I remember the period in my biology career when my government bosses began to realize I was far more capable of telling stories with a camera than accumulating data and writing scientific papers. It was a shift in thinking I welcomed, having already realized that relatable, emotional, visual stories would help broaden the appeal of the science we were working so hard to produce. So it was that they invited me to join an expedition in the Canadian Arctic alongside Dr. Francois Messier. Our two-month task was to traverse many thousands of miles of sea ice and determine the feasibility of sedating polar bears by snowmobile versus the more invasive, traditional approach that required helicopters. We were fortunate to have the guidance of Inuit elders – without their wisdom, we would not have survived, let alone succeeded.
The first several weeks were relatively uneventful. Day and night blended into one as we tagged and photographed every bear encountered in our travels. My role was to gather imagery that would help hunters discern between males and females, as the knock-on effect of killing a single female polar bear was known to reduce the overall population by about thirty bears over the course of her breeding lifetime. Whenever we stopped to rest, -40º air burned our lungs as we endeavored to stay warm inside thin tents that provided only a scrap of relief from the biting cold and endless day. We occasionally endured windchill in the -50ºs when traveling by night, knowing that polar bears are more active during the colder evenings.
Then, one evening, we stumbled across two white wolves out on the sea ice in Eureka Sound near the northern end of Ellesmere Island. They stood, crouched over a bearded seal carcass that some polar bear had likely left behind after gorging itself to the limit. At that moment, I was sure a more perfect composition, mood, and moment had never existed – the sun hung low on the horizon, haloing the wolves in gold light and casting cold, blue shadows that danced across the sea ice as they feasted. Behind them, ancient and majestic Arctic fjords soared into the sky like the jagged skyscrapers of a forgotten civilization.
The wolves were utterly relaxed with us, even as we slowed to a halt only a hundred yards away. It was an incredible opportunity to capture what I knew would be the most beautiful and poetic images of my budding career. I reached for the 500mm lens buried in my bag and quickly mounted it on my tripod before framing up a shot. Just as I pulled the wolves into focus, there was a thundering crack, and the female fell to the ground. I snapped my head around to see our guide lowering his rifle.
My heart collapsed inside my chest as he approached her with his skinning knife, steam rising from her fresh wound. Overcome by sadness, I quietly struggled to come to terms with this way of life that had existed for over 20,000 years in the Canadian Arctic. Worse still was the discovery she had been carrying pups. I could not bear the distraught howls of the male, who had retreated farther onto the ice. "If you're going to kill the female, kill the male as well," I faltered. "No," he replied. "I only need one."

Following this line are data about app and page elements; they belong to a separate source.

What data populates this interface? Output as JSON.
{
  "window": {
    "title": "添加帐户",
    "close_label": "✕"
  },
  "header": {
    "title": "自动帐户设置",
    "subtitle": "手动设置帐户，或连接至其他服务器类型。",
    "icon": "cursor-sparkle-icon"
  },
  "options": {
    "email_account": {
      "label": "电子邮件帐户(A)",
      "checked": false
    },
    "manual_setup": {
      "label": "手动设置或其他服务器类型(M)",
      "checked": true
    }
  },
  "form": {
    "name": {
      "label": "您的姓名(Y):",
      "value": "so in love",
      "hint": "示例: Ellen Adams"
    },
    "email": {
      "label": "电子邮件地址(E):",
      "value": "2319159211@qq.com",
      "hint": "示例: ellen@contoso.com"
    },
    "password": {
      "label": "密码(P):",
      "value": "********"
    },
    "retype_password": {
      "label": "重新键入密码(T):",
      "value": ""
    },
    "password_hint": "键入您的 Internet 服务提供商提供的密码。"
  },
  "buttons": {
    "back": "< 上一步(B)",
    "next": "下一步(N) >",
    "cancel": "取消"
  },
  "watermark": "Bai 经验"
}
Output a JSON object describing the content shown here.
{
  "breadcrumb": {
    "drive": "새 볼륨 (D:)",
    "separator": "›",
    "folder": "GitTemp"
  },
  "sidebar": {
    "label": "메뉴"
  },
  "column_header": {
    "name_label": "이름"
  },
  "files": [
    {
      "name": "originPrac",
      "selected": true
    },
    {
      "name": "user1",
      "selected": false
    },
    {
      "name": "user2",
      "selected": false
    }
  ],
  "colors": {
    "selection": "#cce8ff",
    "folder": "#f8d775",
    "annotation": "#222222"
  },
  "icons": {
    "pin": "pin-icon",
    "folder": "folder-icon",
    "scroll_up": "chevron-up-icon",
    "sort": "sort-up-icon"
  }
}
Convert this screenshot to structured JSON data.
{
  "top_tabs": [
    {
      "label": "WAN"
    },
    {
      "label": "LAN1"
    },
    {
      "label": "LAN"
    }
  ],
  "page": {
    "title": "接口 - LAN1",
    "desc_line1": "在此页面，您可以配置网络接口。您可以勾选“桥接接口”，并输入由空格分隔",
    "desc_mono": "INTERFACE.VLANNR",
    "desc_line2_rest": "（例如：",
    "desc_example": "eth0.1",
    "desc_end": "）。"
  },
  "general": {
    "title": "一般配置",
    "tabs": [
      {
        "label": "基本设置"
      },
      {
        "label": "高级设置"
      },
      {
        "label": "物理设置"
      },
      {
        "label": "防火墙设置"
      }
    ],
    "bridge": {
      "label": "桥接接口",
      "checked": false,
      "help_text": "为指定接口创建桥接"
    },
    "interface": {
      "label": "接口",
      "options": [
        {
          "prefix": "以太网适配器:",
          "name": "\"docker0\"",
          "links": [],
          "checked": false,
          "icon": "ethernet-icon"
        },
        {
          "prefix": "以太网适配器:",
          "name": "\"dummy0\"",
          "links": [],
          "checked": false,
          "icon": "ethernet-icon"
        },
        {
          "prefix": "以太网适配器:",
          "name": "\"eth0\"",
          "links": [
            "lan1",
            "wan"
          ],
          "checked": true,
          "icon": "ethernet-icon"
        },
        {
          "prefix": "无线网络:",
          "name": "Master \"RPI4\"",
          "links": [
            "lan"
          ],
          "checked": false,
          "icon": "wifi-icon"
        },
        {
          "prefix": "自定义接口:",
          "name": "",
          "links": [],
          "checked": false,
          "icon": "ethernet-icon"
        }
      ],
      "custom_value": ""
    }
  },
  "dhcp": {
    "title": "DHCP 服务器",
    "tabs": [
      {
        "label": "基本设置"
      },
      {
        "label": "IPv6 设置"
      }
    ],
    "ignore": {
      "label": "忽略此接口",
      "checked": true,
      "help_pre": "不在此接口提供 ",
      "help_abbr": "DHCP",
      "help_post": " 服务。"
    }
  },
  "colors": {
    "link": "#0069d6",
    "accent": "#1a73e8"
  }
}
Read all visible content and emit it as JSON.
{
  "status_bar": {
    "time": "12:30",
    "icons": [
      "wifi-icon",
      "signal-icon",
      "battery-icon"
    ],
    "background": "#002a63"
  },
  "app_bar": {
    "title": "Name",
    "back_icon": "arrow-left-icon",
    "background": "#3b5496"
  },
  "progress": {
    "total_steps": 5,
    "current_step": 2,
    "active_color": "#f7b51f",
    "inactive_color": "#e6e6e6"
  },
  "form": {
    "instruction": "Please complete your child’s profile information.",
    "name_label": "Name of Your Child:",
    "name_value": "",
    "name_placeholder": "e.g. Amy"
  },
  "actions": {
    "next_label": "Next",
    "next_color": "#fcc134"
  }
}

I had always felt conflicted about hunting, even when I had participated during my childhood and adolescence in the Arctic, but this was neither my community nor my place to judge. I remained sitting on the ice as he rolled up the pelt, placed it onto a sled, and sped away with the scientists in pursuit of the bears that had abandoned the seal carcass. As they vanished into the distance, I felt a sting from the tears that had frozen on my face.
For part two of this story, read An Education by Adrenaline.